We will know soon enough whether the political optimism is justified – whether the Mauricio Macri administration will receive the kind of mandate permitting it to live up more to its promarket image and make the Argentine economy more competitive.
The annual IDEA business symposium in Mar Del Plata (almost always strategically timed for just prior to the day of decision in electoral years) exuded an optimism bordering on euphoria, at all odds with the grim weather reigning in that Atlantic resort, and nor was there any lack of both political and economic grounds for that upbeat mood. Nevertheless, the alarmingly high 1.9 percent September inflation figure announced by INDEC national statistics bureau in the middle of the joyous huddle should give bullish businessmen pause.
From at least one standpoint this figure also contributes to feeding the great expectations of businessmen – it indicates the more robust demand of a growing economy capable of absorbing these higher prices. And the dubious premise that a bit of inflation is the price of growth has long been chronic in Argentine thinking, all the more so in the last decade. But that recent growth could also be jeopardised because this latest inflation figure will oblige the Central Bank to maintain its potentially recessive policy of high interest rates.

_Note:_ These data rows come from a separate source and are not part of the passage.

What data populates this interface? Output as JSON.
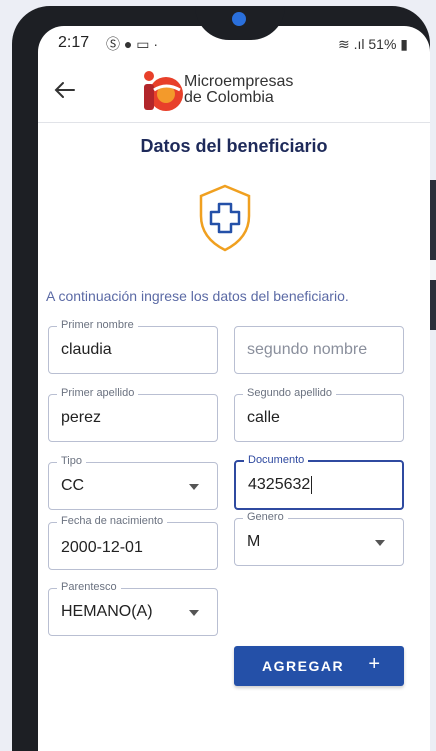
{
  "status": {
    "time": "2:17",
    "icons": "Ⓢ ● ▭ ·",
    "battery": "51%"
  },
  "brand": {
    "line1": "Microempresas",
    "line2": "de Colombia"
  },
  "title": "Datos del beneficiario",
  "instruction": "A continuación ingrese los datos del beneficiario.",
  "form": {
    "primer_nombre": {
      "label": "Primer nombre",
      "value": "claudia"
    },
    "segundo_nombre": {
      "placeholder": "segundo nombre"
    },
    "primer_apellido": {
      "label": "Primer apellido",
      "value": "perez"
    },
    "segundo_apellido": {
      "label": "Segundo apellido",
      "value": "calle"
    },
    "tipo": {
      "label": "Tipo",
      "value": "CC"
    },
    "documento": {
      "label": "Documento",
      "value": "4325632"
    },
    "fecha": {
      "label": "Fecha de nacimiento",
      "value": "2000-12-01"
    },
    "genero": {
      "label": "Genero",
      "value": "M"
    },
    "parentesco": {
      "label": "Parentesco",
      "value": "HEMANO(A)"
    }
  },
  "button": {
    "label": "AGREGAR",
    "icon": "+"
  },
  "colors": {
    "primary": "#2450a8",
    "title": "#1e2a5a",
    "accent_orange": "#f0a020",
    "logo_red": "#e8402a"
  }
}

Yet in a longer term this inflation is cause for concern. Firstly, it reverses a positive trend which had fed illusions that inflation could be tamed – fter dipping to a monthly 1.5 percent in August from the 1.8 percent of the previous month, we now see last month’s inflation accelerating beyond the July level. Secondly, this drives a coach and horses through Central Bank forecasts – in just three quarters of the year the maximum permitted inflation figure of 17 percent has already been exceeded to reach 17.6 percent, thus undermining credibility for next year’s guidelines (a range between eight and 12 percent).

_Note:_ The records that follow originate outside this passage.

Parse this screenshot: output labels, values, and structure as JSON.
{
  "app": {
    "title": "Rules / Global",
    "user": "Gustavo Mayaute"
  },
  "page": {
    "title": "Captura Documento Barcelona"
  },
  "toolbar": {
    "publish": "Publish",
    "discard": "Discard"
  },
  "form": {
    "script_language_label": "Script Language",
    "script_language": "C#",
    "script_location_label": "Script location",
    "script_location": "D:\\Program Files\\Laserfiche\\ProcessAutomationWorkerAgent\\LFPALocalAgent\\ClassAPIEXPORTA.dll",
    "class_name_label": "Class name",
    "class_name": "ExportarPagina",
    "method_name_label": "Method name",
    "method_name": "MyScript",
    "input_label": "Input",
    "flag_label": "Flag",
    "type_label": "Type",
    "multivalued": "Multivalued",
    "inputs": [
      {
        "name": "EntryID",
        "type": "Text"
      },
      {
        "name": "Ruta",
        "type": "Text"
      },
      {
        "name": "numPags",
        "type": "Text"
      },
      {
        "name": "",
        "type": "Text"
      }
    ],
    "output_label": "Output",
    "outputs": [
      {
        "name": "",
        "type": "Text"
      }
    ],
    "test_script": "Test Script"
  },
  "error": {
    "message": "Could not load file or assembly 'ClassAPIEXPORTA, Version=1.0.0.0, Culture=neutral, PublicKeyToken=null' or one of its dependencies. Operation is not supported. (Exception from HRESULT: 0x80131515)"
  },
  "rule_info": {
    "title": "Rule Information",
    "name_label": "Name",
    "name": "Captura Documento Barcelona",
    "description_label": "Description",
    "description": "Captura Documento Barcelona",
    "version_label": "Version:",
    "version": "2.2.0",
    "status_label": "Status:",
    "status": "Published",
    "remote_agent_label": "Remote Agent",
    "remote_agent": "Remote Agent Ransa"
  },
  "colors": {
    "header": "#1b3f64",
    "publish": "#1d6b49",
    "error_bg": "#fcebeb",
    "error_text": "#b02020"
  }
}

The third (and perhaps most serious) factor is the persistence of core inflation, which prevents this adverse figure from being dismissed as a seasonal blip. If the government could attribute much of last year’s 41-percent rate of inflation to the steep increases in household utility bills, updating a decade of populist pricing, this has been far less of a factor this year with many increases in the pipeline awaiting the post-electoral months. But core inflation (i.e. the measurement of the most basic expenses such as food, weeding out all seasonal and extraordinary factors) has stubbornly remained above 1.5 percent since February, thus defying the Central Bank’s 17-percent forecast all year.
Last, and perhaps not least, is a factor highly unlikely to influence the outcome of next weekend’s voting but which could breed trouble in the future – the high number of collective bargaining agreements containing a clause to trigger a new round to negotiate a further wage increase, in the event of inflation exceeding the official forecasts (a clause pioneered by the extremely numerous Buenos Aires provincial employees). Industrial relations could thus be complicated precisely at a time when the government is contemplating major labour reforms.

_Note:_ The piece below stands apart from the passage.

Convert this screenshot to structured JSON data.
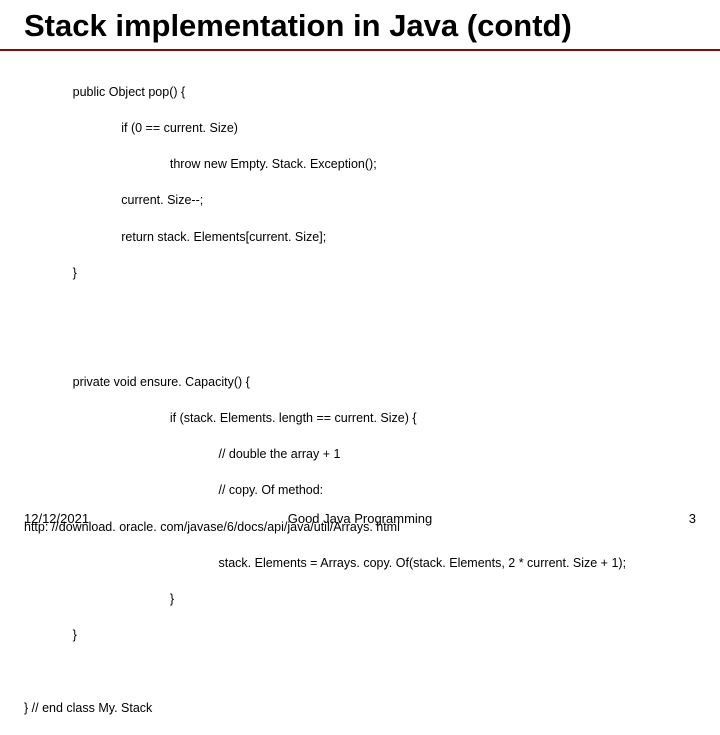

Yet neither all this nor the bleak weather could cloud the bright mood in Mar del Plata – a survey of those present showed 86 percent are expecting growth, higher investment and job creation in the next year. We will know soon enough whether the political optimism is justified – whether the Mauricio Macri administration will receive the kind of mandate permitting it to live up more to its promarket image and make the Argentine economy more competitive. But in the light of this nagging inflation (as well as a bulging fiscal deficit where Macri has yet to bite the bullet and also an alarmingly adverse balance of trade about which hardly anybody talks) the economic optimism stands to be tested over a much longer haul.